# What is expected
Return the records below exactly, leaving nothing out.
Start of Given entries
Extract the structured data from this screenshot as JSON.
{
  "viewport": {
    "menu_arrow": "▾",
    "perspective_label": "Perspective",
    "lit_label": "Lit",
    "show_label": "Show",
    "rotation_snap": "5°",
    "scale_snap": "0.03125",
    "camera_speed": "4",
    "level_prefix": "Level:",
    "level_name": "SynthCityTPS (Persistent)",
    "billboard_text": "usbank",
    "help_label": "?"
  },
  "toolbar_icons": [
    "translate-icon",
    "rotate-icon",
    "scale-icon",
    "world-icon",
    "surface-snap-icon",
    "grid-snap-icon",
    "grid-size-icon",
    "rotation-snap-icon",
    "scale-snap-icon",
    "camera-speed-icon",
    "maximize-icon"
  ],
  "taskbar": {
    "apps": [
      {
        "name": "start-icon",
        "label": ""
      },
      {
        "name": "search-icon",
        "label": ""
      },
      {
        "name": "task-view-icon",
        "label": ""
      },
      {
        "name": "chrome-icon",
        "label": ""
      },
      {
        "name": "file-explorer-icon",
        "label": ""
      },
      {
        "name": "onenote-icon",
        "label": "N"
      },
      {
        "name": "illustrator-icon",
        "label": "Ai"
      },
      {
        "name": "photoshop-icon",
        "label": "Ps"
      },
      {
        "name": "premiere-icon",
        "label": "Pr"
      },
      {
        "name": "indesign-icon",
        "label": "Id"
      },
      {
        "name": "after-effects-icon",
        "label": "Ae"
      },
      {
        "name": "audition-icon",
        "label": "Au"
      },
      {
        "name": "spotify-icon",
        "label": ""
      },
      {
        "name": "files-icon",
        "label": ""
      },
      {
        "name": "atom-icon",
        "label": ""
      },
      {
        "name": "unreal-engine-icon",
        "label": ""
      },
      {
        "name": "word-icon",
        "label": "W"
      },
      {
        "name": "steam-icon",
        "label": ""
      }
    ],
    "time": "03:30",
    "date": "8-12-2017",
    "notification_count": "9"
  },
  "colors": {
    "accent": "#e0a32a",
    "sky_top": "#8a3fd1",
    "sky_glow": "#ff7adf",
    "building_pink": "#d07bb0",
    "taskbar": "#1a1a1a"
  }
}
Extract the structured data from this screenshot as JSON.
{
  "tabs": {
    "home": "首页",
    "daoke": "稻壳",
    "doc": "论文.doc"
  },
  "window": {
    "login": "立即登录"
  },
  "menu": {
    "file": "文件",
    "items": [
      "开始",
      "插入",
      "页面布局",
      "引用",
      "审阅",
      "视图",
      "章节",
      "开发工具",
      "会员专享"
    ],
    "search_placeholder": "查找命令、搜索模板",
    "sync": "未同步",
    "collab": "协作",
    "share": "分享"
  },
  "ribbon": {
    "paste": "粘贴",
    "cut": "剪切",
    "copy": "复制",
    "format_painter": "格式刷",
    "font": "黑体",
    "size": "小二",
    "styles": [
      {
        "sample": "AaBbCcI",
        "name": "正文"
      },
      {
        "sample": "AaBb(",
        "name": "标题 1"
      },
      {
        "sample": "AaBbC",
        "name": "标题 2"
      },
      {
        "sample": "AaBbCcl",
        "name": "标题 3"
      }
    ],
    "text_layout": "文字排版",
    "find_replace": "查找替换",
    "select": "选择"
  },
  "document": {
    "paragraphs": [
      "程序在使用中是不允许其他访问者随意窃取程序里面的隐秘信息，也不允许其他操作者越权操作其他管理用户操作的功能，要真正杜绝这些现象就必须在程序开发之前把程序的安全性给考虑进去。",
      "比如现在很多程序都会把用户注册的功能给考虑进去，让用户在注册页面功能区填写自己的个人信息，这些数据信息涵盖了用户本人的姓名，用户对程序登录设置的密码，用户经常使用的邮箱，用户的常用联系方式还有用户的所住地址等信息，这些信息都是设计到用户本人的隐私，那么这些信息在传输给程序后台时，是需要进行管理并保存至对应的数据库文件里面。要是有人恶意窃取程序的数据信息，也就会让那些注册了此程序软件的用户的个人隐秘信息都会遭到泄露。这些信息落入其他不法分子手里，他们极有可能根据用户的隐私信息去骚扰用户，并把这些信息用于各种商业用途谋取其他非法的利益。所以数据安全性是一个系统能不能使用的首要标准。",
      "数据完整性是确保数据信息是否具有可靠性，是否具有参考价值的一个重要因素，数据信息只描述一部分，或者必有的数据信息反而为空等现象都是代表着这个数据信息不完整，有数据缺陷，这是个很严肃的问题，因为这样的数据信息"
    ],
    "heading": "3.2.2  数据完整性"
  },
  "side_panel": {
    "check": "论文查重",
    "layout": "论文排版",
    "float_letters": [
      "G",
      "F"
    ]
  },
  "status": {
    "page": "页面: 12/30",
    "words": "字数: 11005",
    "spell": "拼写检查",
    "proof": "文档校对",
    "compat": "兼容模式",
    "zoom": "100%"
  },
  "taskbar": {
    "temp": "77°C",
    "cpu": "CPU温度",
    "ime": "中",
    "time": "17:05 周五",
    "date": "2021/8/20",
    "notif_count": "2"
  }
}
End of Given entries
# Solution
Extract the structured data from this screenshot as JSON.
{
  "viewport": {
    "menu_arrow": "▾",
    "perspective_label": "Perspective",
    "lit_label": "Lit",
    "show_label": "Show",
    "rotation_snap": "5°",
    "scale_snap": "0.03125",
    "camera_speed": "4",
    "level_prefix": "Level:",
    "level_name": "SynthCityTPS (Persistent)",
    "billboard_text": "usbank",
    "help_label": "?"
  },
  "toolbar_icons": [
    "translate-icon",
    "rotate-icon",
    "scale-icon",
    "world-icon",
    "surface-snap-icon",
    "grid-snap-icon",
    "grid-size-icon",
    "rotation-snap-icon",
    "scale-snap-icon",
    "camera-speed-icon",
    "maximize-icon"
  ],
  "taskbar": {
    "apps": [
      {
        "name": "start-icon",
        "label": ""
      },
      {
        "name": "search-icon",
        "label": ""
      },
      {
        "name": "task-view-icon",
        "label": ""
      },
      {
        "name": "chrome-icon",
        "label": ""
      },
      {
        "name": "file-explorer-icon",
        "label": ""
      },
      {
        "name": "onenote-icon",
        "label": "N"
      },
      {
        "name": "illustrator-icon",
        "label": "Ai"
      },
      {
        "name": "photoshop-icon",
        "label": "Ps"
      },
      {
        "name": "premiere-icon",
        "label": "Pr"
      },
      {
        "name": "indesign-icon",
        "label": "Id"
      },
      {
        "name": "after-effects-icon",
        "label": "Ae"
      },
      {
        "name": "audition-icon",
        "label": "Au"
      },
      {
        "name": "spotify-icon",
        "label": ""
      },
      {
        "name": "files-icon",
        "label": ""
      },
      {
        "name": "atom-icon",
        "label": ""
      },
      {
        "name": "unreal-engine-icon",
        "label": ""
      },
      {
        "name": "word-icon",
        "label": "W"
      },
      {
        "name": "steam-icon",
        "label": ""
      }
    ],
    "time": "03:30",
    "date": "8-12-2017",
    "notification_count": "9"
  },
  "colors": {
    "accent": "#e0a32a",
    "sky_top": "#8a3fd1",
    "sky_glow": "#ff7adf",
    "building_pink": "#d07bb0",
    "taskbar": "#1a1a1a"
  }
}
Extract the structured data from this screenshot as JSON.
{
  "tabs": {
    "home": "首页",
    "daoke": "稻壳",
    "doc": "论文.doc"
  },
  "window": {
    "login": "立即登录"
  },
  "menu": {
    "file": "文件",
    "items": [
      "开始",
      "插入",
      "页面布局",
      "引用",
      "审阅",
      "视图",
      "章节",
      "开发工具",
      "会员专享"
    ],
    "search_placeholder": "查找命令、搜索模板",
    "sync": "未同步",
    "collab": "协作",
    "share": "分享"
  },
  "ribbon": {
    "paste": "粘贴",
    "cut": "剪切",
    "copy": "复制",
    "format_painter": "格式刷",
    "font": "黑体",
    "size": "小二",
    "styles": [
      {
        "sample": "AaBbCcI",
        "name": "正文"
      },
      {
        "sample": "AaBb(",
        "name": "标题 1"
      },
      {
        "sample": "AaBbC",
        "name": "标题 2"
      },
      {
        "sample": "AaBbCcl",
        "name": "标题 3"
      }
    ],
    "text_layout": "文字排版",
    "find_replace": "查找替换",
    "select": "选择"
  },
  "document": {
    "paragraphs": [
      "程序在使用中是不允许其他访问者随意窃取程序里面的隐秘信息，也不允许其他操作者越权操作其他管理用户操作的功能，要真正杜绝这些现象就必须在程序开发之前把程序的安全性给考虑进去。",
      "比如现在很多程序都会把用户注册的功能给考虑进去，让用户在注册页面功能区填写自己的个人信息，这些数据信息涵盖了用户本人的姓名，用户对程序登录设置的密码，用户经常使用的邮箱，用户的常用联系方式还有用户的所住地址等信息，这些信息都是设计到用户本人的隐私，那么这些信息在传输给程序后台时，是需要进行管理并保存至对应的数据库文件里面。要是有人恶意窃取程序的数据信息，也就会让那些注册了此程序软件的用户的个人隐秘信息都会遭到泄露。这些信息落入其他不法分子手里，他们极有可能根据用户的隐私信息去骚扰用户，并把这些信息用于各种商业用途谋取其他非法的利益。所以数据安全性是一个系统能不能使用的首要标准。",
      "数据完整性是确保数据信息是否具有可靠性，是否具有参考价值的一个重要因素，数据信息只描述一部分，或者必有的数据信息反而为空等现象都是代表着这个数据信息不完整，有数据缺陷，这是个很严肃的问题，因为这样的数据信息"
    ],
    "heading": "3.2.2  数据完整性"
  },
  "side_panel": {
    "check": "论文查重",
    "layout": "论文排版",
    "float_letters": [
      "G",
      "F"
    ]
  },
  "status": {
    "page": "页面: 12/30",
    "words": "字数: 11005",
    "spell": "拼写检查",
    "proof": "文档校对",
    "compat": "兼容模式",
    "zoom": "100%"
  },
  "taskbar": {
    "temp": "77°C",
    "cpu": "CPU温度",
    "ime": "中",
    "time": "17:05 周五",
    "date": "2021/8/20",
    "notif_count": "2"
  }
}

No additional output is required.